Problem
Every line containing the string "image" is to be copied from the records.

--- Extracted entries Enclosed Below ---

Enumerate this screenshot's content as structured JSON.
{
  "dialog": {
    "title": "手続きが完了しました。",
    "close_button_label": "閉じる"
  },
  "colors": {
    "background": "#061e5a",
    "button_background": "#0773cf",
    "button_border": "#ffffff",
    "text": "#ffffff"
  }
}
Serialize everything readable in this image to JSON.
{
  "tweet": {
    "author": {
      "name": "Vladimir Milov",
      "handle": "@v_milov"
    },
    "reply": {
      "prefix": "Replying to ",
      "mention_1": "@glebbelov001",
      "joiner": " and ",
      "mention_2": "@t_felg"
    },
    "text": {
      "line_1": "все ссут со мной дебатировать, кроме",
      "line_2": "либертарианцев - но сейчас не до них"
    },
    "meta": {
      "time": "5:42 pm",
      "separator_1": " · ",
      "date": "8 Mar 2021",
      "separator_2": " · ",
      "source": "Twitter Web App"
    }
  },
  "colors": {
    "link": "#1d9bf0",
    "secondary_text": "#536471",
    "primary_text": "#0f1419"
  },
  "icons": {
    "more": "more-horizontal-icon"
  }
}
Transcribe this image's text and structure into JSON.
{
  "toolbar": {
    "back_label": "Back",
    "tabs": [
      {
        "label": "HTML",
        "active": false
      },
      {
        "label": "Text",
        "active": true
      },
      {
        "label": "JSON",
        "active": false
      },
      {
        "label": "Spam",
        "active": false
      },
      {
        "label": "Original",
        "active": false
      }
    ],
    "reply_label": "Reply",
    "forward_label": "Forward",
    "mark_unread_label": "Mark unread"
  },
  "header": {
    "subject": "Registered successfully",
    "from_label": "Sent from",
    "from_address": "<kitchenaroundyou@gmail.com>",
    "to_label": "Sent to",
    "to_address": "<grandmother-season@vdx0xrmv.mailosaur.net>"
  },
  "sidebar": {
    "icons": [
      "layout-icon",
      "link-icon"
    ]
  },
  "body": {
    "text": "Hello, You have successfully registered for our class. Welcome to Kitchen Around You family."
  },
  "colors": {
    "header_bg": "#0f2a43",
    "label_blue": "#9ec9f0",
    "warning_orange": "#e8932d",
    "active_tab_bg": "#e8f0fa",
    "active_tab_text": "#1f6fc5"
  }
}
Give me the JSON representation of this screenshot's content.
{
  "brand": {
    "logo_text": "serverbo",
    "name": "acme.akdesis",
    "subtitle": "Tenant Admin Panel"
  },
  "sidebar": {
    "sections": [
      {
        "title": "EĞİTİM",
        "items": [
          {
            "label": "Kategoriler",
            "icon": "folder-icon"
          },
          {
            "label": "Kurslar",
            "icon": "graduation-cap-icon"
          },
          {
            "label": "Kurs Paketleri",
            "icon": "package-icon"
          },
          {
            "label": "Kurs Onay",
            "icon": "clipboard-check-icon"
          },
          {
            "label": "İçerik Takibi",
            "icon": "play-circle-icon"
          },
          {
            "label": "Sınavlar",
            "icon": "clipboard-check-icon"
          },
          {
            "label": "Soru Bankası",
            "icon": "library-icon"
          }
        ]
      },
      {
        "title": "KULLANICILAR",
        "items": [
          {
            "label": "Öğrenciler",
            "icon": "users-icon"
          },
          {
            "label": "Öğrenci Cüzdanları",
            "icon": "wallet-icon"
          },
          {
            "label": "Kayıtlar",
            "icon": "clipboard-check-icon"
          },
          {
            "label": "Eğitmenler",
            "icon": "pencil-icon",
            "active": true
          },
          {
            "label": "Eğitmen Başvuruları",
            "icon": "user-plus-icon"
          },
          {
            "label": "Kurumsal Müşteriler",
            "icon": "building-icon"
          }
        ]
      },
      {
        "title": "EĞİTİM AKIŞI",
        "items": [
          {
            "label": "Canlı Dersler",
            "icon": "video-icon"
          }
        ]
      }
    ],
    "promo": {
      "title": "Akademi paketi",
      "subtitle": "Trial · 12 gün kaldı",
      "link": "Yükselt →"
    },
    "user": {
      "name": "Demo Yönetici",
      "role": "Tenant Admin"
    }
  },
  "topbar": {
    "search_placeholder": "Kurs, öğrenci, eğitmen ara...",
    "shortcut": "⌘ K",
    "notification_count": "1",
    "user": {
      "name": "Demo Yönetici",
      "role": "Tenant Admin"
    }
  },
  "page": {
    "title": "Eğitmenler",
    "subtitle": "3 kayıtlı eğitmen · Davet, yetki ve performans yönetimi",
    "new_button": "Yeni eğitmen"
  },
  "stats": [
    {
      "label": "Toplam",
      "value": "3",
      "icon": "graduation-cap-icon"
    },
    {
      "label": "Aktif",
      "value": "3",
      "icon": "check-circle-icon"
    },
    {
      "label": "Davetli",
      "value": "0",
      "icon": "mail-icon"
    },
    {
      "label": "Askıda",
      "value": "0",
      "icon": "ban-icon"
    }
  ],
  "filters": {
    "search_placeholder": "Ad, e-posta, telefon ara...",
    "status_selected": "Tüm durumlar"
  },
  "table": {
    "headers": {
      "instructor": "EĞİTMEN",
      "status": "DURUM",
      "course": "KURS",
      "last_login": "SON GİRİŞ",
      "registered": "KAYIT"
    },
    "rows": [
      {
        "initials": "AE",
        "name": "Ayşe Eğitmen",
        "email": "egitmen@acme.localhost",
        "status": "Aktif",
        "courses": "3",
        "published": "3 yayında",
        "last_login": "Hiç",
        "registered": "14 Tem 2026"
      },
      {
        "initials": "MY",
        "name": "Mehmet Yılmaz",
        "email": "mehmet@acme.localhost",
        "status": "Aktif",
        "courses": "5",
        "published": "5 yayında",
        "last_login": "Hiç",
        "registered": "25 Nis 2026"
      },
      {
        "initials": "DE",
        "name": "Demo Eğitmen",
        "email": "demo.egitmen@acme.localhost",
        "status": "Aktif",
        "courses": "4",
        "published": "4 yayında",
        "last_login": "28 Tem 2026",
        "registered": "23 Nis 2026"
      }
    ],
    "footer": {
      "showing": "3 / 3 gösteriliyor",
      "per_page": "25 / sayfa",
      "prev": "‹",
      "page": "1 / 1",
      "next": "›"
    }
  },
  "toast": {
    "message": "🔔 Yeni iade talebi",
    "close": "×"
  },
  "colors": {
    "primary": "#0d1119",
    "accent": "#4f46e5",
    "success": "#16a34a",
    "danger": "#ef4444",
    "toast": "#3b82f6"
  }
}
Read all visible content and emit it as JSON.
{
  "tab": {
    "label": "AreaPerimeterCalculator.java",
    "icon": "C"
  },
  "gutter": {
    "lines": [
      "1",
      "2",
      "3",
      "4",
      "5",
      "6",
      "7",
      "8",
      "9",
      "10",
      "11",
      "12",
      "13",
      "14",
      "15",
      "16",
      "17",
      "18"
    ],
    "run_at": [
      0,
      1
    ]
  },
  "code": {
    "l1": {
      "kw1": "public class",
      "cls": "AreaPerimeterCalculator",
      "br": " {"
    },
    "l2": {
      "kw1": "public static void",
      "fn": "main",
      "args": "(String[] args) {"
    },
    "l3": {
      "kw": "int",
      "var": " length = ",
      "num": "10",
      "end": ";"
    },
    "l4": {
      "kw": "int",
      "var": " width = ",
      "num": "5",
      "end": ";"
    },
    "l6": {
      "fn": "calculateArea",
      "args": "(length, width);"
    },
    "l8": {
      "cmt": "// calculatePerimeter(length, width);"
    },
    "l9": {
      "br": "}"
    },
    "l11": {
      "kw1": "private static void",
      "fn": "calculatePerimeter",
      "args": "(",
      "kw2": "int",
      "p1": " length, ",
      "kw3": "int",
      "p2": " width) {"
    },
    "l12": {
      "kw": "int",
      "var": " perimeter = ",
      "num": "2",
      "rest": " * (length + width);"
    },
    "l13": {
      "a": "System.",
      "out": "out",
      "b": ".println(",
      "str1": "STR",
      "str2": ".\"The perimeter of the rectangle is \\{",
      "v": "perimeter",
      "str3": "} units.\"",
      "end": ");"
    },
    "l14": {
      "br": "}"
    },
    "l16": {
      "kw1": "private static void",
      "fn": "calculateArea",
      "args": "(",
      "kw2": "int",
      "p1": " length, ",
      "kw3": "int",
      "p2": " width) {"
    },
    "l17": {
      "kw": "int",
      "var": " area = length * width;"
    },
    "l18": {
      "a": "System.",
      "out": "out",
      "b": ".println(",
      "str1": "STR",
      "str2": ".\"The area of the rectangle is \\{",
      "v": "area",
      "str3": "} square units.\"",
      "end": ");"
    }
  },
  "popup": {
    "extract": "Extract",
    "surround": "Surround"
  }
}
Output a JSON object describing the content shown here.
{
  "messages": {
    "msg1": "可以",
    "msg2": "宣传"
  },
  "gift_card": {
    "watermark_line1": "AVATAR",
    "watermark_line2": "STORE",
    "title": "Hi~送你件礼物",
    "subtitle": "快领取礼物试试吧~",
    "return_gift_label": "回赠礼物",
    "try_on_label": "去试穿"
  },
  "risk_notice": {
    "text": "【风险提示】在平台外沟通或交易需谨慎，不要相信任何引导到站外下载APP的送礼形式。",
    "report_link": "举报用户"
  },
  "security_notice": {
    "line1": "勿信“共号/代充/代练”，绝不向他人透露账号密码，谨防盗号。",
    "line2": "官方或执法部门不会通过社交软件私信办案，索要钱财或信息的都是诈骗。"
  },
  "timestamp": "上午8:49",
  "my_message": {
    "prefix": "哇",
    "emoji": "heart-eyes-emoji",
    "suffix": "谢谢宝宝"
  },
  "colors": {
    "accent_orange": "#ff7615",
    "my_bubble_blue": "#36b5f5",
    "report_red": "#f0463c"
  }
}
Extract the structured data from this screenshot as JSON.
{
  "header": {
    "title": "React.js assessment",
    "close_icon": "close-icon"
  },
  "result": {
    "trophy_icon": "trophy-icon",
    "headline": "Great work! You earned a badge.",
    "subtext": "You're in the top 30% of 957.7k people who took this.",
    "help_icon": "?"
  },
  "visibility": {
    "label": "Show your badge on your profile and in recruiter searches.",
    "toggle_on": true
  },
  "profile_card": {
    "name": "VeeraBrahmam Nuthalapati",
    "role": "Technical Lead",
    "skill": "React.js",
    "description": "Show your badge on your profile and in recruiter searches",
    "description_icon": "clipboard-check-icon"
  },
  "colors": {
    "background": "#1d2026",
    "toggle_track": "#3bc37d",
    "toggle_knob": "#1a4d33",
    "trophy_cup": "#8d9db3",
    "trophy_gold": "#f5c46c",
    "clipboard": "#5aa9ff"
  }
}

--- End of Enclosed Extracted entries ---

Exercise result
Serialize everything readable in this image to JSON.
Transcribe this image's text and structure into JSON.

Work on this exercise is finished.